Now he checks everything before the show, and he sees that Ann-Margret is well-taken care of. "He even got me an ultrasonic nebulizer," she says proudly, "and I sleep with vaporizers in my room when I'm I singing in Las Vegas because of the dryness here."
The ultra-sonic nebulizer is a device that looks like an oxygen mask, emitting steam. Ann-Margret breathes into it for fifteen minutes in her dressing room, then does her warm up vocal exercises before going on stage.
After putting her all into the eight o'clock show, she begins to get ready to do it all over again wlth just as much enthusiasm for the late show. How does she do it?
"I'm like an athlete in training," she laughs. "When I'm here in Vegas I usually finish my last show about two in the morning, and I'm usually very up, so we'll have some people over and either show a movie or do something like the boys' poker game last night.
"I sleep until about two in the afternoon, then try to revive myself, wash my hair, get something to eat . . . like an omelette. Then I go back to bed until about six o'clock," she laughs apologetically. "But I always want each show I give to have the same enthusiasm, the same energy that I give on opening night, so I have to keep myself in shape,"
Her discipline starts long before she arrives in Las Vegas, or on a film's location, however. The training period is usually a month long, everyday, for 10 hours each day. She takes voice lessons several times a week, works out with her dancers, swims, and often diets.
"I have the worst problem with my weight. I just can't tell you! I love to eat. I go on binges. I have a sweet tooth - my father had a sweet tooth and I took it from him.
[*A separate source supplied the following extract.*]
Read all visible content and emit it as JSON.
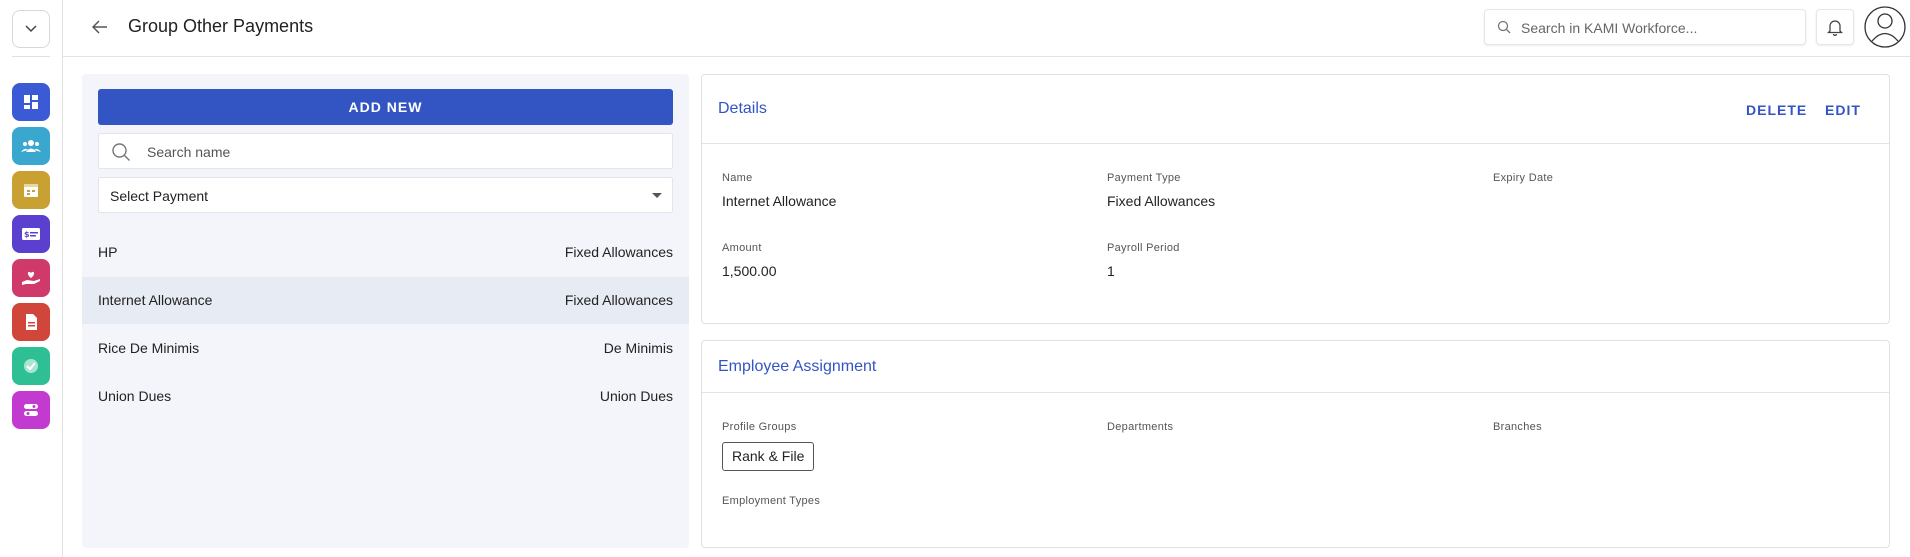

They make great chocolate malteds here," she whispers conspiratorily. "I'm mad about all the wrong things. But what I'll finally do when I'm backed up against the wall and I know I'm opening somewhere in a week or so, is just eat grapefruit for three days. It really works, but you must be in perfect health to do this. It's really drastic."
Her enticing figure attests to the fact that it works, as do the sighs of admiration from the audience when she appears on stage in a revealing gown.
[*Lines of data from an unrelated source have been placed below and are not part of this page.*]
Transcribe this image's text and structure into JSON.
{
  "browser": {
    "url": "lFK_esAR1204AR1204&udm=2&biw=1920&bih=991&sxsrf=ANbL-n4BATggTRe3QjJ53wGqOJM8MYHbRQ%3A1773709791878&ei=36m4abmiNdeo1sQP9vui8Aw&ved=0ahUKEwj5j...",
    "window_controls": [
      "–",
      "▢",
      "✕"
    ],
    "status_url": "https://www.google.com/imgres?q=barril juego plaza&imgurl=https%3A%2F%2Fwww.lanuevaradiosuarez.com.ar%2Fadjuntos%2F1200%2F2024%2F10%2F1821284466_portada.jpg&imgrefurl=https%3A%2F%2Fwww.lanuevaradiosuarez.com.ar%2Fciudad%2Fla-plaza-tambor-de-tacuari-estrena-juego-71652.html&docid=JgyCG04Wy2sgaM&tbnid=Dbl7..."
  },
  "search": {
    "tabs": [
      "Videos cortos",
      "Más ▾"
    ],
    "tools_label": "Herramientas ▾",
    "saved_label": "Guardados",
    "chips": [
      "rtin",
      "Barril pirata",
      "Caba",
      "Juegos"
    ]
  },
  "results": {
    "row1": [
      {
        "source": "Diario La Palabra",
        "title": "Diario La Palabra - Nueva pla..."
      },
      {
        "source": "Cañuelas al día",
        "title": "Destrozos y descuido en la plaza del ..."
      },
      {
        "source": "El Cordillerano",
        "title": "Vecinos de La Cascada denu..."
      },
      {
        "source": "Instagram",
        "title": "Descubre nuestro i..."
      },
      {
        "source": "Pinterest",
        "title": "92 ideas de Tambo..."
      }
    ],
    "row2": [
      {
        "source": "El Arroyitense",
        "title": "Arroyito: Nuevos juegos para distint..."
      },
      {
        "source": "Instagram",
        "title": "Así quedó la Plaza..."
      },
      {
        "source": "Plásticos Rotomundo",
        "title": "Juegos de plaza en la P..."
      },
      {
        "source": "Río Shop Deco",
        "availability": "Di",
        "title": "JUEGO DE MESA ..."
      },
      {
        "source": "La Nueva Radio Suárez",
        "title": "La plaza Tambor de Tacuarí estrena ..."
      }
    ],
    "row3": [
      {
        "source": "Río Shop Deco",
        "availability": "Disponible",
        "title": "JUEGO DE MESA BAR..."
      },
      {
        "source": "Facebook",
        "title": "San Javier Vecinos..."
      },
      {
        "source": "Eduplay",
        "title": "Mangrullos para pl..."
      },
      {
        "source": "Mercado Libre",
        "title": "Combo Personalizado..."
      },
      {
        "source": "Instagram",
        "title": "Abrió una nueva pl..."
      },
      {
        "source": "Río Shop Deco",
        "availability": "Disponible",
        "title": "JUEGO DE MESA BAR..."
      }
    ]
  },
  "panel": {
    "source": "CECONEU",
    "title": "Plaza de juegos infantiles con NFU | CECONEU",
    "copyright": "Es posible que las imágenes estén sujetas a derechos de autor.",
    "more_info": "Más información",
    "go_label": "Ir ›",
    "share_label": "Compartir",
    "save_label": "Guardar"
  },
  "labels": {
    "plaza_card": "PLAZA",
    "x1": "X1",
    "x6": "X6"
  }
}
"But beauty is in the eye of the beholder," Ann-Margret says quickly. "It was a big deal to me when I hit thirty, but once I passed it, I found I still feel great. Those who like me . . . those who love me. . . will think I'm terrific no matter what I look like. And I love them. It realIy doesn't matter what age a person is.
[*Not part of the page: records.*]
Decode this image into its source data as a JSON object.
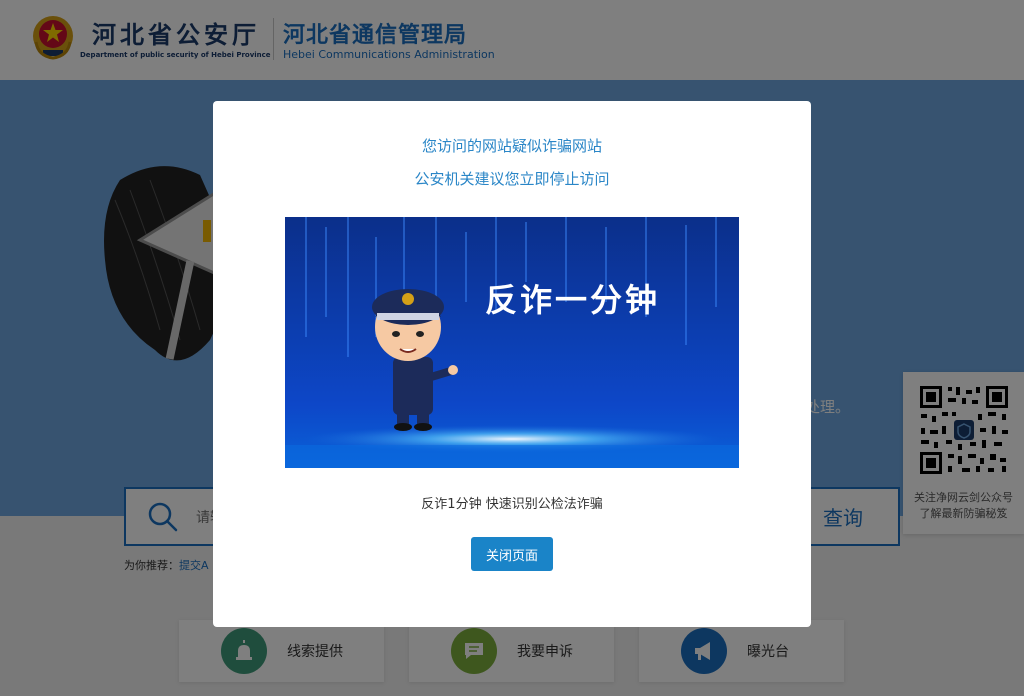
{
  "header": {
    "org1_title": "河北省公安厅",
    "org1_subtitle": "Department of public security of Hebei Province",
    "org2_title": "河北省通信管理局",
    "org2_subtitle": "Hebei Communications Administration"
  },
  "banner": {
    "visible_text_tail": "时处理。"
  },
  "search": {
    "placeholder": "请输",
    "button_label": "查询"
  },
  "recommend": {
    "label": "为你推荐：",
    "link": "提交A"
  },
  "quick_links": [
    {
      "label": "线索提供",
      "icon": "siren-icon",
      "color": "#3f9b7a"
    },
    {
      "label": "我要申诉",
      "icon": "chat-icon",
      "color": "#7cae3c"
    },
    {
      "label": "曝光台",
      "icon": "megaphone-icon",
      "color": "#1a6fc1"
    }
  ],
  "qr_panel": {
    "caption_line1": "关注净网云剑公众号",
    "caption_line2": "了解最新防骗秘笈"
  },
  "modal": {
    "warning_line1": "您访问的网站疑似诈骗网站",
    "warning_line2": "公安机关建议您立即停止访问",
    "video_title": "反诈一分钟",
    "video_caption": "反诈1分钟 快速识别公检法诈骗",
    "close_button": "关闭页面"
  },
  "colors": {
    "accent": "#1a84c8",
    "header_text": "#1b3a6b",
    "banner_bg": "#6ea7e0",
    "overlay": "rgba(0,0,0,0.5)"
  }
}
"Speaking of aging, in the film version of the rock opera "Tommy," Ann-Margret starts out as a 20-year old girl, and ends up murdered at 45. "I have a nervous breakdown and get pregnant in between," she adds. "It's really going to be a bizarre film- there's not a word of spoken dialogue, and working with Jack Nicholson and Elton John was great.
Roger Smith gently reminds herthat it's time to prepare for the show, and she smiles back at him sweetly.When he's out of earshot she whispers, "We were the first to say it wouldn't last, right after the ceremony. But it's been ten years now, and it's still just wonderful. We never take anything for granted. . . , I think that's the key. Roger and I both feel we must always try to be nice to each other every day. And if, God forbid, either one of us ever started being not nice, that would be the end.
"I think it's horrible when two people take each other for granted. We only have one life, and it's so darned short. You've just got to live each day at a time, live each day to the fullest. There are so many i great, wonderful, kind people out there who will be nice to you, that if there is a person in your life who is not being nice to you, you shouldn't stand for it! "The same thing applies to my performances. If people like me, if people love me, if people think that I have some talent, I never, ever take that for granted. I'm very thankful."
By Charlotte McClure